In 1877 the art critic John Ruskin damned James McNeil Whistler’s magnificent Nocturne in Black and Gold by saying he “had never expected to hear a coxcomb ask two hundred guineas for flinging a pot of paint in the public’s face.” Whistler sued, and wrote afterward:
Over and over again did the Attorney General cry out aloud, in the agony of his cause, “What is to become of painting if the critics withhold their lash?”
As well might he ask what is to become of mathematics under similar circumstances, were they possible. I maintain that two and two the mathematician would continue to make four, in spite of the whine of the amateur for three, or the cry of the critic for five… It suffices not, Messieurs! a life passed among pictures makes not a painter – else the policeman in the National Gallery might assert himself. As well allege that he who lives in a library must needs die a poet.
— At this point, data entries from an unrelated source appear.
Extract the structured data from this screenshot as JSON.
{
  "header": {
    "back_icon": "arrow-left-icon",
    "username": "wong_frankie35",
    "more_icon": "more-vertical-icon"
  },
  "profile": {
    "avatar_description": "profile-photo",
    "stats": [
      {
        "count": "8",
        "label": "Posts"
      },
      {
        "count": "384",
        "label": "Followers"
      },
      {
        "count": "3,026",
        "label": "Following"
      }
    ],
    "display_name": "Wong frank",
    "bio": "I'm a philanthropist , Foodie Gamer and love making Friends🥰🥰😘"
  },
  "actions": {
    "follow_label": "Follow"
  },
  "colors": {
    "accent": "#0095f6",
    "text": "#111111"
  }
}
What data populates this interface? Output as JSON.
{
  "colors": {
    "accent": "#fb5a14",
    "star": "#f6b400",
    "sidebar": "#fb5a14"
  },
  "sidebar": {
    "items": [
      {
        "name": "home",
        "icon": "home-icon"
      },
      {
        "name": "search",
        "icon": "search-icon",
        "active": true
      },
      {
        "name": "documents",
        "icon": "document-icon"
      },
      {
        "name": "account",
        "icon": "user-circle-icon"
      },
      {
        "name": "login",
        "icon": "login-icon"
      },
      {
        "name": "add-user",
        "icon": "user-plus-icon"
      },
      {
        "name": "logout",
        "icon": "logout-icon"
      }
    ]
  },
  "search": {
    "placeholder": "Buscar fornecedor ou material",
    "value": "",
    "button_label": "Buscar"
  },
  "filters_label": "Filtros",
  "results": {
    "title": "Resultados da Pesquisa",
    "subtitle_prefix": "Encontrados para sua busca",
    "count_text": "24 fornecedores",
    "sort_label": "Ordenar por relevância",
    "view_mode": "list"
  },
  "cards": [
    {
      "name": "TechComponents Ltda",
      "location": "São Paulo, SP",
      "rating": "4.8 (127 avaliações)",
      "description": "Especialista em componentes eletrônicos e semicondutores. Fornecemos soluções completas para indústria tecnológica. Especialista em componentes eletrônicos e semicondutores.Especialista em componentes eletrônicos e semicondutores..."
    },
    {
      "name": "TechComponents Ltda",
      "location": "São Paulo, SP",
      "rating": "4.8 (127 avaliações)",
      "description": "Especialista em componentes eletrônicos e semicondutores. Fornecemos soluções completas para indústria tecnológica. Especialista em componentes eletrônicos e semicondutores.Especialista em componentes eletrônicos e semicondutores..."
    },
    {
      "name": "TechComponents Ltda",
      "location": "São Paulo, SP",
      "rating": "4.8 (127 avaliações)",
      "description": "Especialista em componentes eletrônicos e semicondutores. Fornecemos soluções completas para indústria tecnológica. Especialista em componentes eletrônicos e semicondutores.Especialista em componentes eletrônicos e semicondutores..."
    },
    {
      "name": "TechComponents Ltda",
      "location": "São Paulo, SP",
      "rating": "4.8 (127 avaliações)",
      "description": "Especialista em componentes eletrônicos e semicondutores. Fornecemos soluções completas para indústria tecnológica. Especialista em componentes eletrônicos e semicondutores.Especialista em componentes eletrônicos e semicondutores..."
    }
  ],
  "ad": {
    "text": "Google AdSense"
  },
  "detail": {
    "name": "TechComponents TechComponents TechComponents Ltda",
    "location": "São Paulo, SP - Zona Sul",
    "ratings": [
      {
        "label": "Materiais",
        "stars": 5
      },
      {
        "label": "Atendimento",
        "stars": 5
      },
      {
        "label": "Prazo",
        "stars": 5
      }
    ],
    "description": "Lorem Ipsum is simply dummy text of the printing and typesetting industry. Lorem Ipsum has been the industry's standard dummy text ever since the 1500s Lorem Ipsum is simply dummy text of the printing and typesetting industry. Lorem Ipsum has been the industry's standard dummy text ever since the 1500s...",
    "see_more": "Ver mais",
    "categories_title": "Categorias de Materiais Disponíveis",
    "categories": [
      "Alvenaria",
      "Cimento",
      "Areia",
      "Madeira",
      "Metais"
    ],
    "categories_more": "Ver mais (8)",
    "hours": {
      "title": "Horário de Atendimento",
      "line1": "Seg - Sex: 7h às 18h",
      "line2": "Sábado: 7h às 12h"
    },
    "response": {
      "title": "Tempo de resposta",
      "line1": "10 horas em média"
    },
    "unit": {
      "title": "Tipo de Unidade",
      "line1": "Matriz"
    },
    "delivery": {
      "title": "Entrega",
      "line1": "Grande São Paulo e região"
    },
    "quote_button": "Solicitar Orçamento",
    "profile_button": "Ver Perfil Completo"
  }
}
Let not Mr. Ruskin flatter himself that more education makes the difference between himself and the policeman when both stand gazing in the gallery.
– Whistler, The Gentle Art of Making Enemies